Legal Paternity Rights

With genetic tests now available to establish a child’s biological father with medical certainty, courts have more evidence to consider in paternity cases. However, state laws, which vary on paternity issues, often limit who may establish a paternal relationship with a child since this could be disruptive for the child. Current paternity laws balance the rights of parents and children regarding this difficult emotional and financial topic.

Parental Rights in a Non Married Relationship

Marriage is not a prerequisite to parenthood. The Centers for Disease Control and Prevention note that in 2009 alone, a surprising 41 percent of all births were to unwed mothers. For married couples, parental rights are assumed and automatic. While unmarried couples enjoy many of the same parental rights as married couples, the route to establishing those rights is often more complex.

Father's Procedure in Filing for Child Custody in Missouri

Child custody decisions in Missouri are made according to the child's best interests, and the procedure for both mothers and fathers who seek custody is the same. However, fathers cannot seek custody until they have proven paternity of the child; there is some evidence that fathers may have to work harder than mothers to get custody of their children. As awareness grows that children need both parents, however, more fathers are obtaining custody of their children.

LegalZoom. Legal help is here. Start Here. Wills. Trusts. Attorney help.

Related articles

The Custody of Kids When Not Married in Mississippi

In most states, when an unmarried woman gives birth, she automatically and legally has sole custody of her child. ...

Parental Custody Rights to a Newborn Child in Albuquerque, New Mexico

Although births are often joyous events, some births also create legal issues if parents need to establish their ...

Illinios Custody Laws

Because custody proceedings are emotionally charged and involve high stakes, they can be particularly nasty. Illinois ...
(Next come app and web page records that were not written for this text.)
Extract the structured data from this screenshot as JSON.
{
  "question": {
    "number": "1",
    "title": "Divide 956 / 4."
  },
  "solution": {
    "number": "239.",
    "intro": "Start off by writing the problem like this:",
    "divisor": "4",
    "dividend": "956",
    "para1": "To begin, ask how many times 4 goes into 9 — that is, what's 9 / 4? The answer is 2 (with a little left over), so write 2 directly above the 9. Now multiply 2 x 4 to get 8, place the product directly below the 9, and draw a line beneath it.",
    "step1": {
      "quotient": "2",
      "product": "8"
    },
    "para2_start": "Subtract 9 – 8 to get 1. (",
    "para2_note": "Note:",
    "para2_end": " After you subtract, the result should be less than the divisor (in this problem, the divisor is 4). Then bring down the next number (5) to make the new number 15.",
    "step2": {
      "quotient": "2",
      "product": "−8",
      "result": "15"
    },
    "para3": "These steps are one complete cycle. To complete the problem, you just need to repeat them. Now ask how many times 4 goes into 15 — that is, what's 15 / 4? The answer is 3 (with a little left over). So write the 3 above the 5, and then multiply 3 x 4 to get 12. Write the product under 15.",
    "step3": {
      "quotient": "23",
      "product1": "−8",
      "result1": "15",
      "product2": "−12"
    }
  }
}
Why Are Mothers Granted Custody in Most Divorces?

Custody laws are in place to further the best interests of a child after divorce. Although these matters are no longer ...

Browse by category